This is the single most important part of getting an apartment. If you don’t budget properly, you could find yourself with no electricity or not enough food! You are going to have to figure absolutely everything into your budget. Things like haircuts, car problems, cleaning products, lightbulbs… all stuff that people don’t typically think about until it comes up. You need to be taking care of your rent first, and then electricity, food, etc. If you find yourself in a tight spot, be ready to give up the things that aren’t essential. Spending money would be the first to go, and then internet, followed by gas (you don’t need to drive if your city has public transportation).
LOCATION, LOCATION, LOCATION
The first thing you have to do when you want to get an apartment is actually find the apartment you want to live in. Unlike buying a house, you don’t actually need a real estate agent or anything like that. Just grab a friend and take a day to drive around the area and check out all the local apartment complexes. You want to find one that is close to good shopping areas (so you don’t have to waste gas when you go to the grocery store), as well as close to your school or job (or both).
WHAT TO DO WHEN YOU GET THERE
When you find an apartment in a good location, just walk into the leasing office and ask if they have any apartments available. They will ask you two questions- how many bedrooms, and when are you looking to move in? You should be trying to move in within the next one to two months- any further down the line, and pricing & availability will change. The landlord will then take you to an open apartment to look at and get the layout. They will tell you the prices and ask if you have a floor preference (think ground, 2nd, and 3rd; not carpet or tile). Ask how much the deposit is and if there is any pet rent.
THE ROOMMATE DILEMMA

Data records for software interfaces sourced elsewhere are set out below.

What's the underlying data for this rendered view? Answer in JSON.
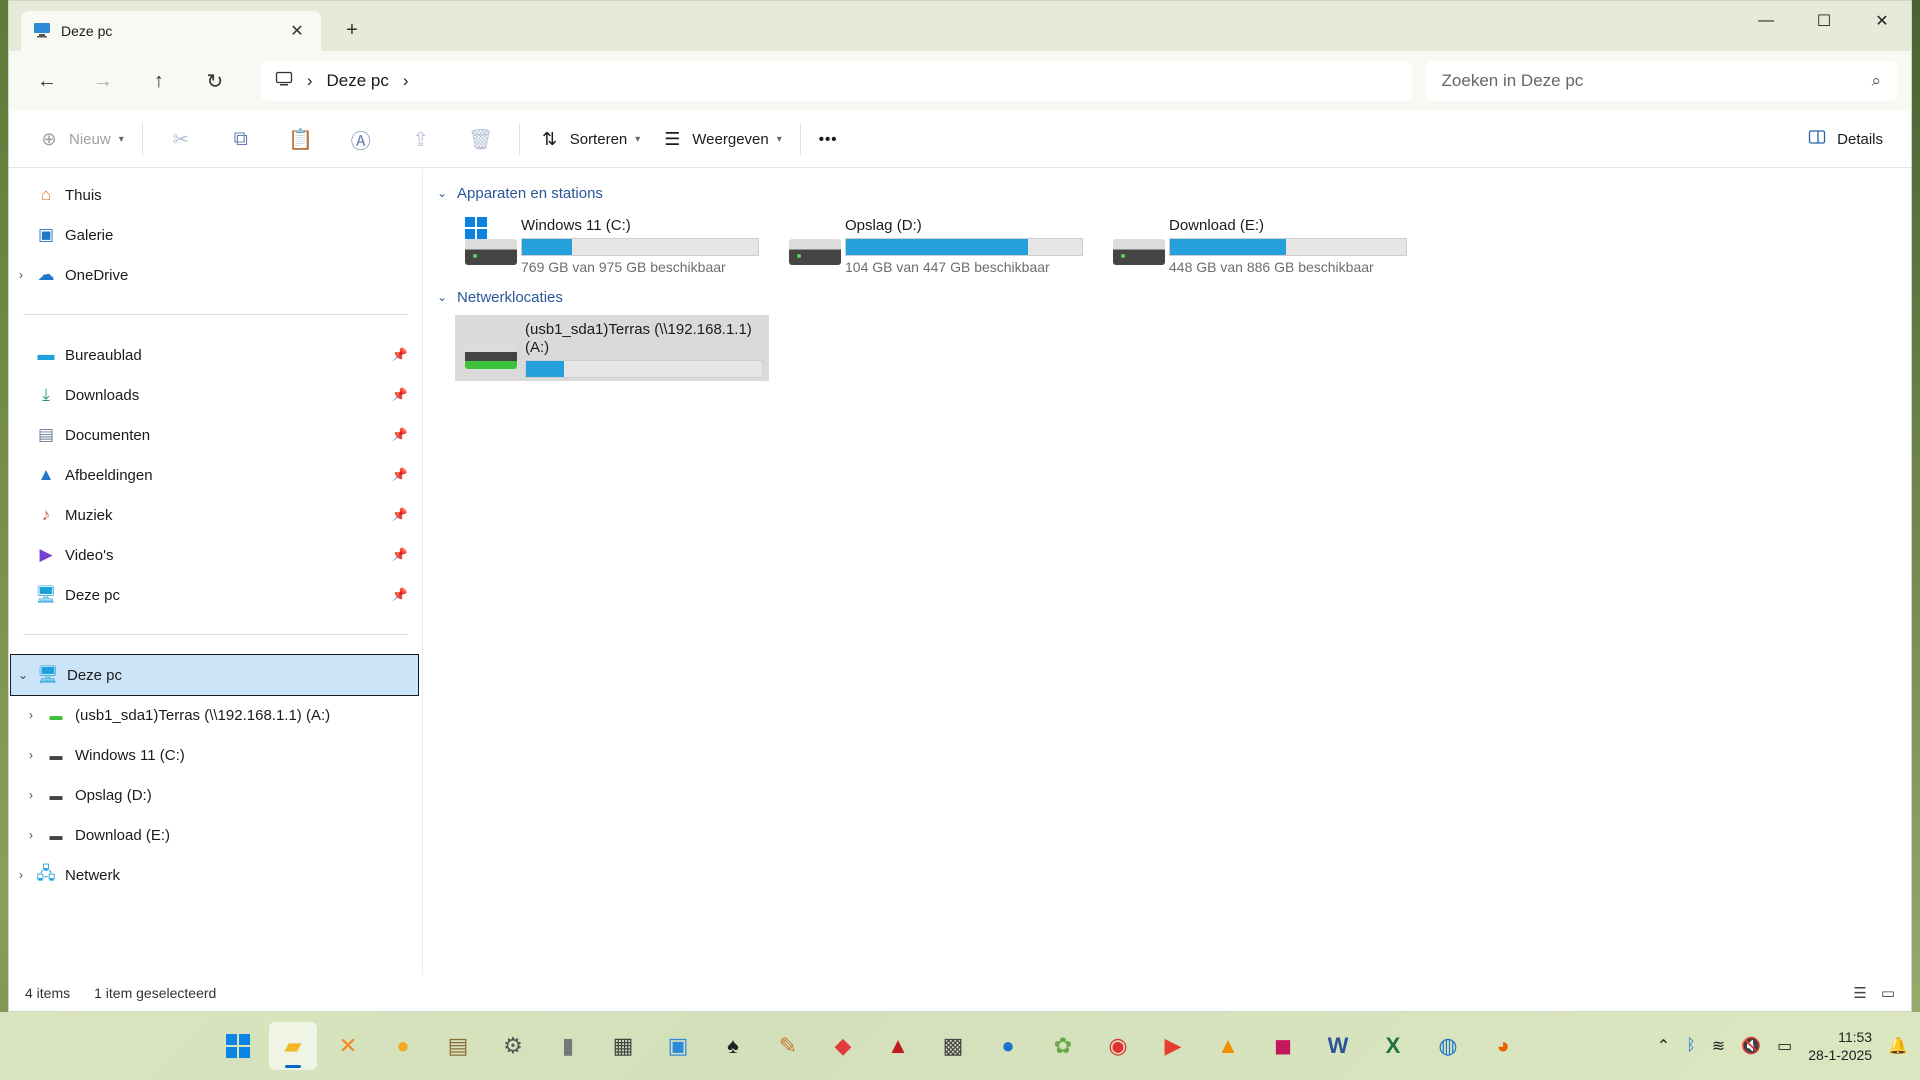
{
  "window": {
    "tab_title": "Deze pc",
    "close_tab": "✕",
    "new_tab": "+",
    "minimize": "—",
    "maximize": "☐",
    "close": "✕"
  },
  "address": {
    "back": "←",
    "forward": "→",
    "up": "↑",
    "refresh": "↻",
    "breadcrumb": "Deze pc",
    "crumb_sep": "›",
    "search_placeholder": "Zoeken in Deze pc",
    "search_icon": "⌕"
  },
  "toolbar": {
    "new_label": "Nieuw",
    "sort_label": "Sorteren",
    "view_label": "Weergeven",
    "more_label": "•••",
    "details_label": "Details"
  },
  "nav": {
    "quick": [
      {
        "label": "Thuis",
        "icon": "home-icon"
      },
      {
        "label": "Galerie",
        "icon": "gallery-icon"
      },
      {
        "label": "OneDrive",
        "icon": "cloud-icon"
      }
    ],
    "pinned": [
      {
        "label": "Bureaublad",
        "icon": "desktop-icon"
      },
      {
        "label": "Downloads",
        "icon": "download-icon"
      },
      {
        "label": "Documenten",
        "icon": "document-icon"
      },
      {
        "label": "Afbeeldingen",
        "icon": "pictures-icon"
      },
      {
        "label": "Muziek",
        "icon": "music-icon"
      },
      {
        "label": "Video's",
        "icon": "video-icon"
      },
      {
        "label": "Deze pc",
        "icon": "pc-icon"
      }
    ],
    "tree": {
      "root": "Deze pc",
      "children": [
        "(usb1_sda1)Terras (\\\\192.168.1.1) (A:)",
        "Windows 11 (C:)",
        "Opslag (D:)",
        "Download (E:)"
      ],
      "network": "Netwerk"
    }
  },
  "main": {
    "group_devices": "Apparaten en stations",
    "group_network": "Netwerklocaties",
    "drives": [
      {
        "name": "Windows 11 (C:)",
        "free": "769 GB van 975 GB beschikbaar",
        "used_fraction": 0.21
      },
      {
        "name": "Opslag (D:)",
        "free": "104 GB van 447 GB beschikbaar",
        "used_fraction": 0.77
      },
      {
        "name": "Download (E:)",
        "free": "448 GB van 886 GB beschikbaar",
        "used_fraction": 0.49
      }
    ],
    "network_drive": {
      "name": "(usb1_sda1)Terras (\\\\192.168.1.1) (A:)",
      "used_fraction": 0.16
    }
  },
  "status": {
    "items": "4 items",
    "selected": "1 item geselecteerd"
  },
  "taskbar": {
    "time": "11:53",
    "date": "28-1-2025"
  },
  "colors": {
    "accent": "#26a0da",
    "selection": "#cce4f7",
    "group_header": "#2b579a"
  }
}
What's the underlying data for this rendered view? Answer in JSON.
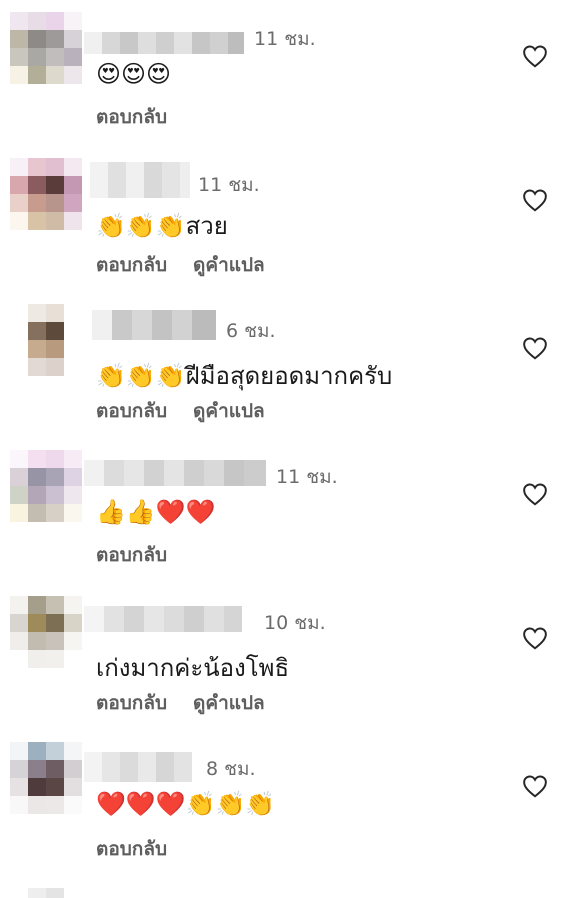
{
  "comments": [
    {
      "time": "11 ชม.",
      "text": "😍😍😍",
      "actions": [
        "ตอบกลับ"
      ]
    },
    {
      "time": "11 ชม.",
      "text": "👏👏👏สวย",
      "actions": [
        "ตอบกลับ",
        "ดูคำแปล"
      ]
    },
    {
      "time": "6 ชม.",
      "text": "👏👏👏ฝีมือสุดยอดมากครับ",
      "actions": [
        "ตอบกลับ",
        "ดูคำแปล"
      ]
    },
    {
      "time": "11 ชม.",
      "text": "👍👍❤️❤️",
      "actions": [
        "ตอบกลับ"
      ]
    },
    {
      "time": "10 ชม.",
      "text": "เก่งมากค่ะน้องโพธิ",
      "actions": [
        "ตอบกลับ",
        "ดูคำแปล"
      ]
    },
    {
      "time": "8 ชม.",
      "text": "❤️❤️❤️👏👏👏",
      "actions": [
        "ตอบกลับ"
      ]
    }
  ],
  "colors": {
    "time": "#6b6b6b",
    "action": "#5e5e5e",
    "heart": "#262626"
  }
}
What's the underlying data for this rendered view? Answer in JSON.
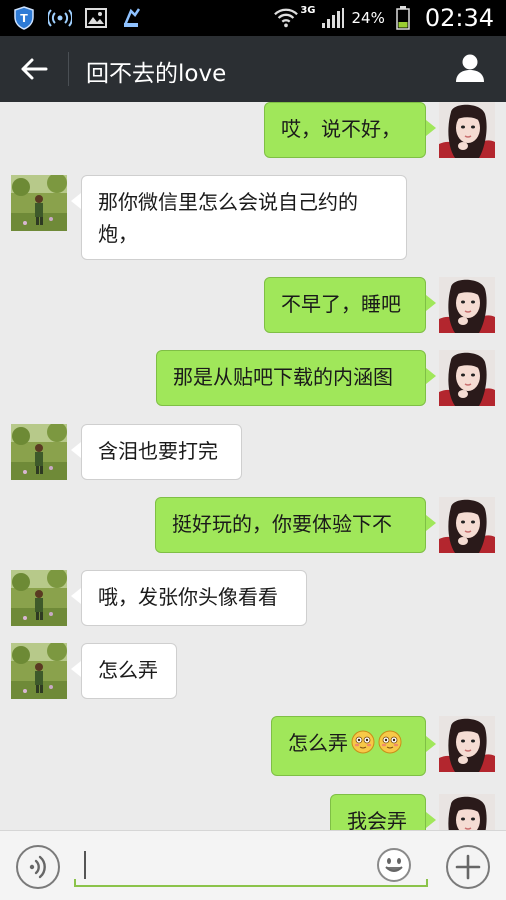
{
  "status_bar": {
    "network": "3G",
    "battery": "24%",
    "time": "02:34"
  },
  "header": {
    "title": "回不去的love"
  },
  "messages": [
    {
      "from": "me",
      "text": "哎，说不好，"
    },
    {
      "from": "them",
      "lines": [
        "那你微信里怎么会说自己约的",
        "炮，"
      ]
    },
    {
      "from": "me",
      "text": "不早了，睡吧"
    },
    {
      "from": "me",
      "text": "那是从贴吧下载的内涵图"
    },
    {
      "from": "them",
      "text": "含泪也要打完"
    },
    {
      "from": "me",
      "text": "挺好玩的，你要体验下不"
    },
    {
      "from": "them",
      "text": "哦，发张你头像看看"
    },
    {
      "from": "them",
      "text": "怎么弄"
    },
    {
      "from": "me",
      "text": "怎么弄",
      "emojis": [
        "flushed-face-icon",
        "flushed-face-icon"
      ]
    },
    {
      "from": "me",
      "text": "我会弄"
    }
  ],
  "colors": {
    "my_bubble": "#a0e75a",
    "their_bubble": "#ffffff",
    "title_bar": "#2b2f33",
    "input_underline": "#8bc34a"
  }
}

If you aren’t able to find any affordable one bedroom apartments in your area, you may have to move in with a roommate. This has its pros and cons. For the pros- most of your costs get cut completely in half, and if you move in with someone that you like, you will always have a friend close by. The cons of having a roommate are unfortunately numerous. You are going to be sharing a small living space with someone, which is a totally different relationship than you have with friends, SOs, or family. If they like to party but you are more the quiet-type, animosity could start to form, and you won’t feel comfortable in your own home.